▸ TO DO: State the number of lines in these records holding "screenshot". Say nothing more.

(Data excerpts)
┄┄┄┄┄┄┄┄┄┄
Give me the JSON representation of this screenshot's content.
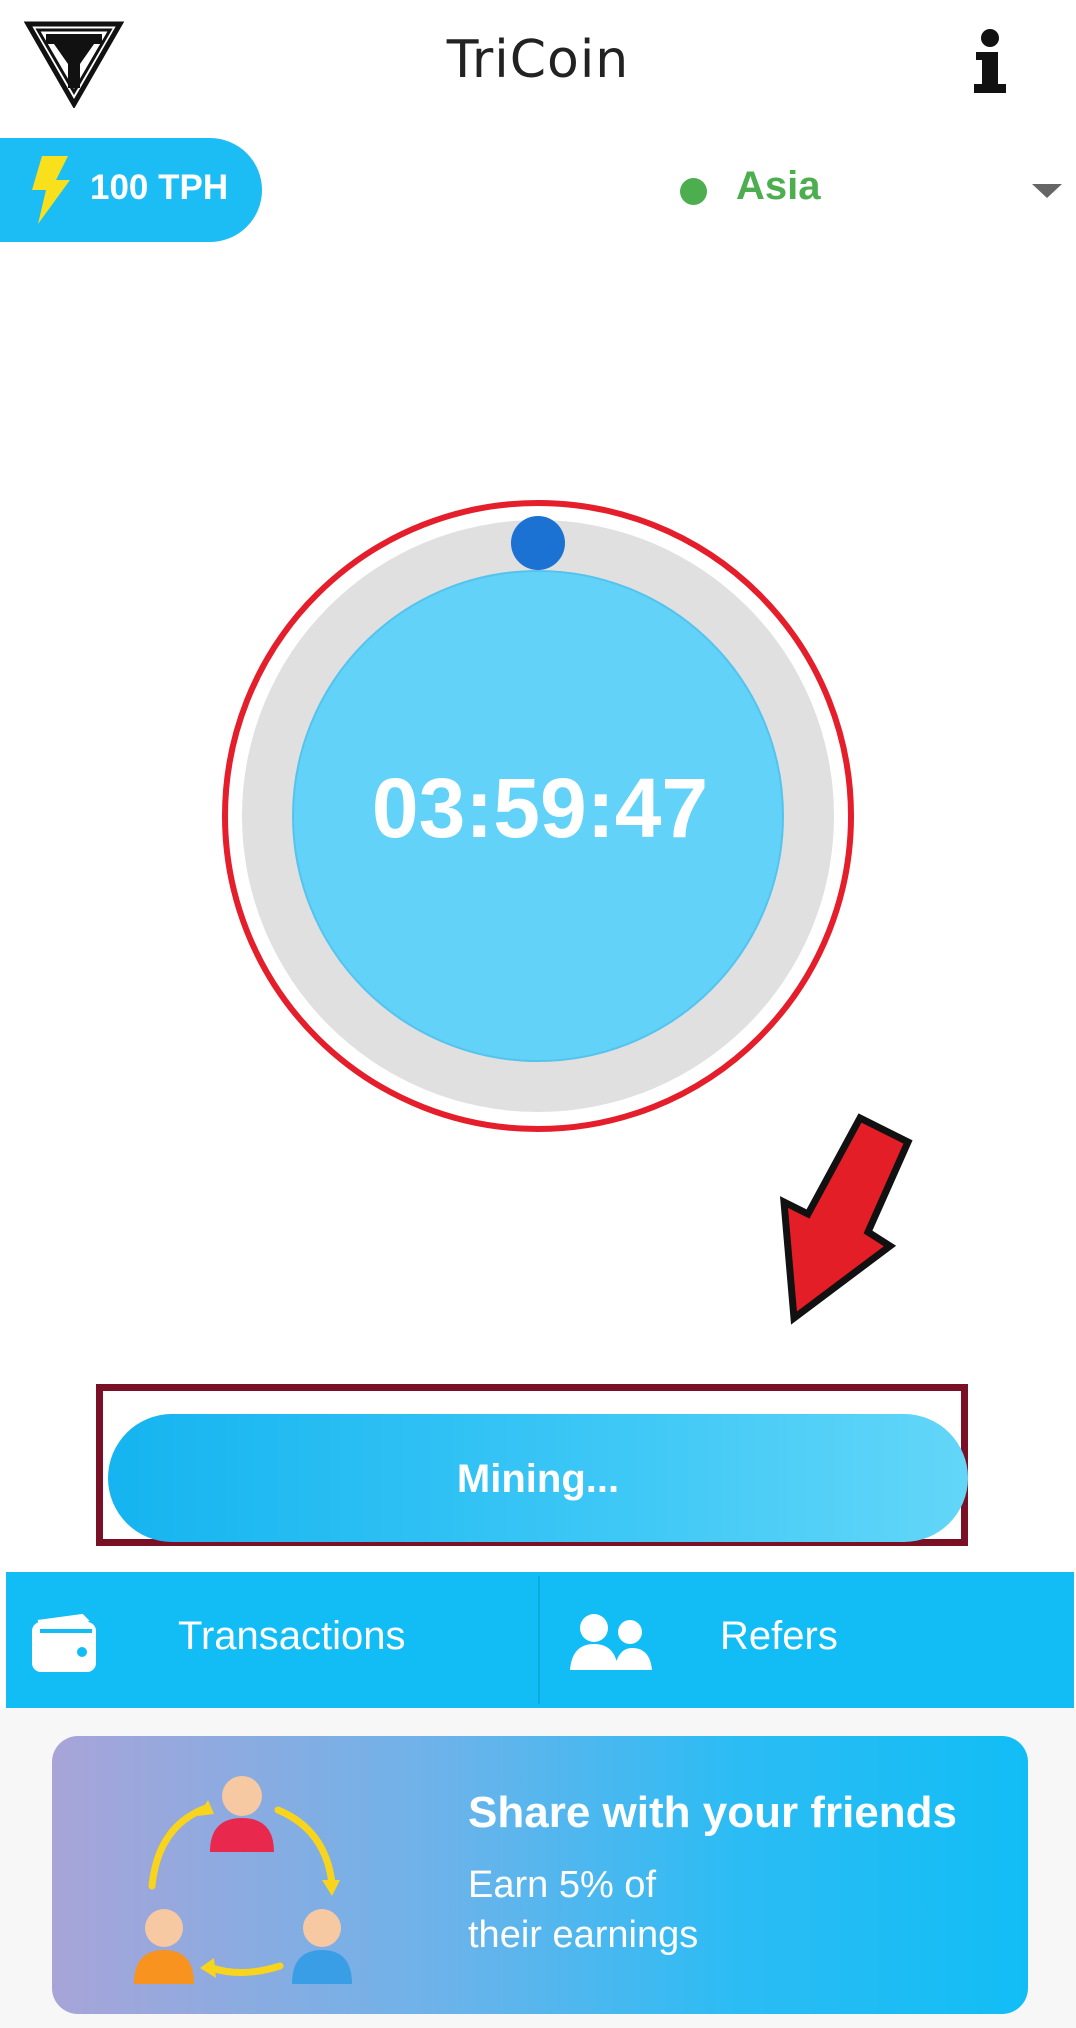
{
  "header": {
    "title": "TriCoin",
    "logo_icon": "tricoin-logo-icon",
    "info_icon": "info-icon"
  },
  "rate": {
    "label": "100 TPH",
    "icon": "lightning-bolt-icon"
  },
  "region": {
    "label": "Asia",
    "status_color": "#4cae4f",
    "dropdown_icon": "caret-down-icon"
  },
  "timer": {
    "value": "03:59:47"
  },
  "mining_button": {
    "label": "Mining..."
  },
  "nav": {
    "items": [
      {
        "label": "Transactions",
        "icon": "wallet-icon"
      },
      {
        "label": "Refers",
        "icon": "people-icon"
      }
    ]
  },
  "share_banner": {
    "title": "Share with your friends",
    "subtitle_line1": "Earn 5% of",
    "subtitle_line2": "their earnings"
  },
  "colors": {
    "accent": "#12bdf5",
    "highlight_ring": "#e41e2b",
    "frame": "#7a1026",
    "arrow": "#e41e26"
  }
}
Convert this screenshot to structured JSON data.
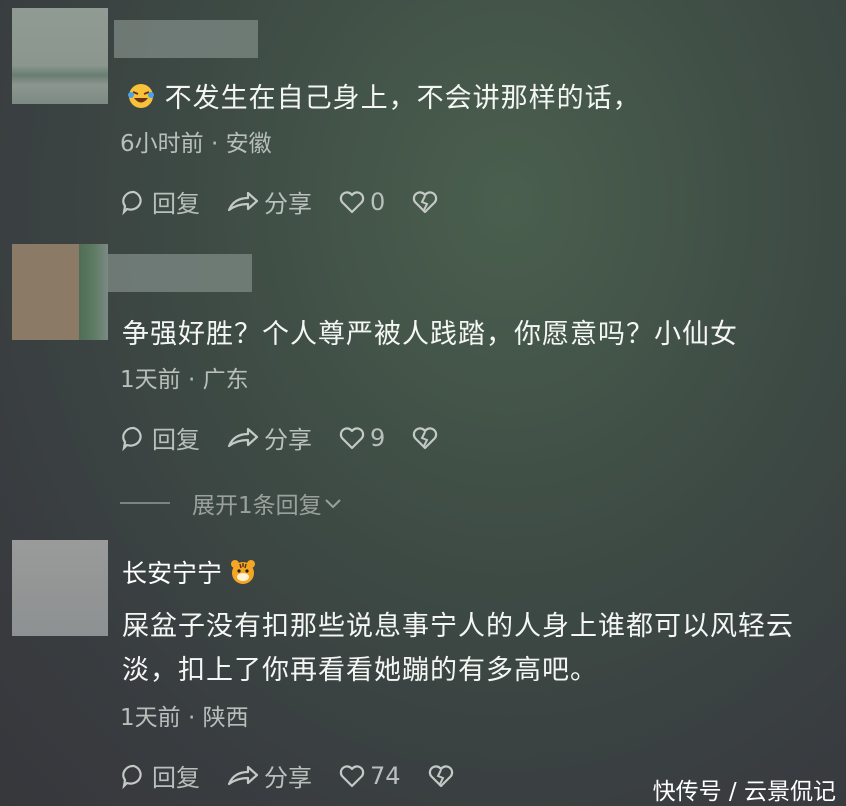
{
  "comments": [
    {
      "emoji_icon": "laughing-crying-emoji",
      "text": "不发生在自己身上，不会讲那样的话，",
      "time": "6小时前",
      "location": "安徽",
      "reply_label": "回复",
      "share_label": "分享",
      "likes": "0"
    },
    {
      "text": "争强好胜？个人尊严被人践踏，你愿意吗？小仙女",
      "time": "1天前",
      "location": "广东",
      "reply_label": "回复",
      "share_label": "分享",
      "likes": "9",
      "expand_label": "展开1条回复"
    },
    {
      "username": "长安宁宁",
      "username_icon": "tiger-emoji",
      "text_line1": "屎盆子没有扣那些说息事宁人的人身上谁都可以风轻云",
      "text_line2": "淡，扣上了你再看看她蹦的有多高吧。",
      "time": "1天前",
      "location": "陕西",
      "reply_label": "回复",
      "share_label": "分享",
      "likes": "74"
    }
  ],
  "meta_separator": "·",
  "watermark": "快传号 / 云景侃记"
}
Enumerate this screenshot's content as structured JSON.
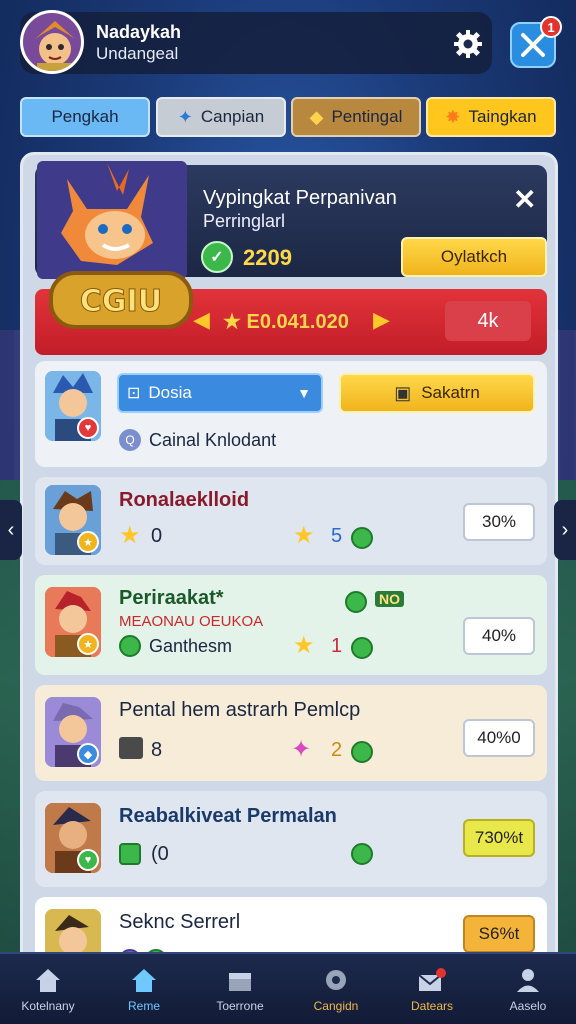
{
  "header": {
    "player_name": "Nadaykah",
    "player_sub": "Undangeal",
    "notif_count": "1"
  },
  "tabs": [
    {
      "label": "Pengkah",
      "icon": "none",
      "bg": "#6ab8f4"
    },
    {
      "label": "Canpian",
      "icon": "puzzle-icon",
      "bg": "#c6ccd4"
    },
    {
      "label": "Pentingal",
      "icon": "tag-icon",
      "bg": "#b8883e"
    },
    {
      "label": "Taingkan",
      "icon": "star-burst-icon",
      "bg": "#ffc61e"
    }
  ],
  "featured": {
    "title": "Vypingkat Perpanivan",
    "subtitle": "Perringlarl",
    "score": "2209",
    "button": "Oylatkch",
    "emblem_text": "CGIU",
    "reward_amount": "E0.041.020",
    "reward_count": "4k"
  },
  "search_card": {
    "dropdown_value": "Dosia",
    "button": "Sakatrn",
    "note": "Cainal Knlodant"
  },
  "rows": [
    {
      "name": "Ronalaeklloid",
      "stat_left": "0",
      "stat_right": "5",
      "value": "30%",
      "value_bg": "#ffffff"
    },
    {
      "name": "Periraakat*",
      "subname": "MEAONAU OEUKOA",
      "tag": "NO",
      "stat_left": "Ganthesm",
      "stat_right": "1",
      "value": "40%",
      "value_bg": "#ffffff"
    },
    {
      "name": "Pental hem astrarh Pemlcp",
      "stat_left": "8",
      "stat_right": "2",
      "value": "40%0",
      "value_bg": "#ffffff"
    },
    {
      "name": "Reabalkiveat Permalan",
      "stat_left": "(0",
      "stat_right": "",
      "value": "730%t",
      "value_bg": "#e8e84a"
    },
    {
      "name": "Seknc Serrerl",
      "stat_left": "",
      "stat_right": "",
      "value": "S6%t",
      "value_bg": "#f4b43a"
    }
  ],
  "bottom_nav": [
    {
      "label": "Kotelnany",
      "icon": "home-icon",
      "color": "#c8d2e6"
    },
    {
      "label": "Reme",
      "icon": "home-active-icon",
      "color": "#6fc8ff"
    },
    {
      "label": "Toerrone",
      "icon": "box-icon",
      "color": "#c8d2e6"
    },
    {
      "label": "Cangidn",
      "icon": "gear-badge-icon",
      "color": "#f0b84a"
    },
    {
      "label": "Datears",
      "icon": "mail-icon",
      "color": "#f0b84a"
    },
    {
      "label": "Aaselo",
      "icon": "user-icon",
      "color": "#c8d2e6"
    }
  ]
}
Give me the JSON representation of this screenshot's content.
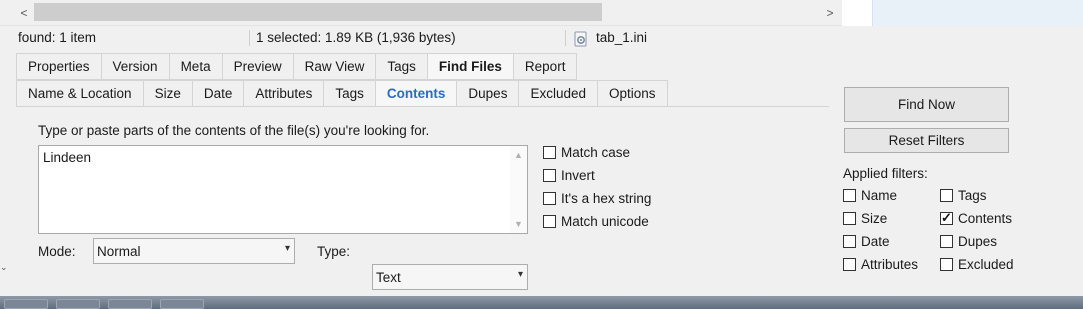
{
  "scrollbar": {
    "left_arrow": "<",
    "right_arrow": ">"
  },
  "status": {
    "found": "found: 1 item",
    "selected": "1 selected: 1.89 KB (1,936 bytes)",
    "file_name": "tab_1.ini"
  },
  "tabs_row1": [
    {
      "label": "Properties"
    },
    {
      "label": "Version"
    },
    {
      "label": "Meta"
    },
    {
      "label": "Preview"
    },
    {
      "label": "Raw View"
    },
    {
      "label": "Tags"
    },
    {
      "label": "Find Files"
    },
    {
      "label": "Report"
    }
  ],
  "tabs_row2": [
    {
      "label": "Name & Location"
    },
    {
      "label": "Size"
    },
    {
      "label": "Date"
    },
    {
      "label": "Attributes"
    },
    {
      "label": "Tags"
    },
    {
      "label": "Contents"
    },
    {
      "label": "Dupes"
    },
    {
      "label": "Excluded"
    },
    {
      "label": "Options"
    }
  ],
  "contents": {
    "instruction": "Type or paste parts of the contents of the file(s) you're looking for.",
    "search_text": "Lindeen",
    "options": [
      {
        "label": "Match case",
        "checked": false
      },
      {
        "label": "Invert",
        "checked": false
      },
      {
        "label": "It's a hex string",
        "checked": false
      },
      {
        "label": "Match unicode",
        "checked": false
      }
    ],
    "mode_label": "Mode:",
    "mode_value": "Normal",
    "type_label": "Type:",
    "type_value": "Text"
  },
  "buttons": {
    "find_now": "Find Now",
    "reset_filters": "Reset Filters"
  },
  "applied_filters": {
    "title": "Applied filters:",
    "items": [
      {
        "label": "Name",
        "checked": false
      },
      {
        "label": "Tags",
        "checked": false
      },
      {
        "label": "Size",
        "checked": false
      },
      {
        "label": "Contents",
        "checked": true
      },
      {
        "label": "Date",
        "checked": false
      },
      {
        "label": "Dupes",
        "checked": false
      },
      {
        "label": "Attributes",
        "checked": false
      },
      {
        "label": "Excluded",
        "checked": false
      }
    ]
  }
}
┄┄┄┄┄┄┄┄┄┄
▸ ANSWER FOR THE TASK: 4